  • What happened?

    Vessel crew were offloading equipment from below-decks through a series of hatches using two chain pulls joined together.

    A portable barrier (two stanchions and barrier chain) was placed around the work area on the upper deck (see image).

    Crew operating the chain pulls were inside the barriered off area, wearing fall arrest harness and inertia reel.

    As the equipment was being lifted, a supervisor situated on the upper main deck outside of the barriered off area moved to get a better look.

    He inadvertently knocked over the barrier, lost his footing, tipped forward towards the barrier and fell 7m (23ft) down the hatch.

    He fractured his shoulder and ankle and received time off for recovery.

    7m (23 feet) fall from an open hatch
  • Why did it happen?

    Supervisor could not see what was happening due to a visual obstruction, which prompted him to move closer.

    Fall prevention barriers were not suitable or sufficient due to unavailability of more robust barrier hardware onboard.

    Supervisor was too close to the hatch without sufficient fall protection.

    There were several trip hazards in the work area.

    A generic permit to work (PTW) was used for the task, rather than a specific PTW.

    Detailed safety talks carried out before the job stated focused on the lifting method, which may have detracted from properly reviewing the suitability of the barrier.

    Crew members locations on upper and main deck level
  • What did they learn?

    Conduct proper reviews of the suitability of barriers before starting work. Ensure the barriers not only highlight potential trip hazards, but also protect against falls.

    Ensure work permits cover specific and non-routine tasks.

    To cover potential lapses, create comprehensive checklists to confirm specific actions. Include checklists in pre-task assessments, checks and work permits.

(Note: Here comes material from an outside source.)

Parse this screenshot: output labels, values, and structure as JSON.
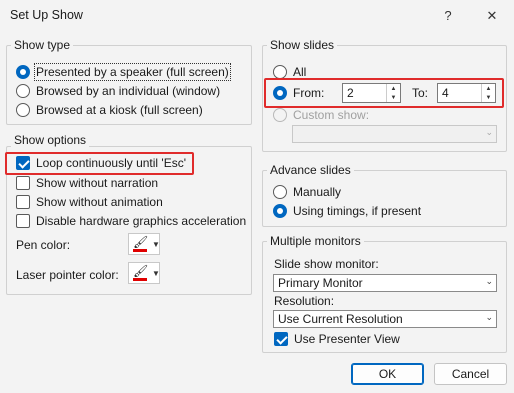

    What learn - icon
  • Ask yourself or your crew

    What type of barriers do we have in place for today’s task?

    How do you know that the barriers in place offer adequate protection?

    What other hazards should you look out for during today’s job?

    Does your work permit cover all the tasks you are carrying out? What should you do if not?

    Ask your crew - icon
Published on 05/02/21 1820 Views

Vessel crew were offloading equipment from below-decks through a series of hatches. The supervisor leaned into the hatch to see the operations and fell 7m (23ft) to the deck below, fracturing his shoulder and ankle.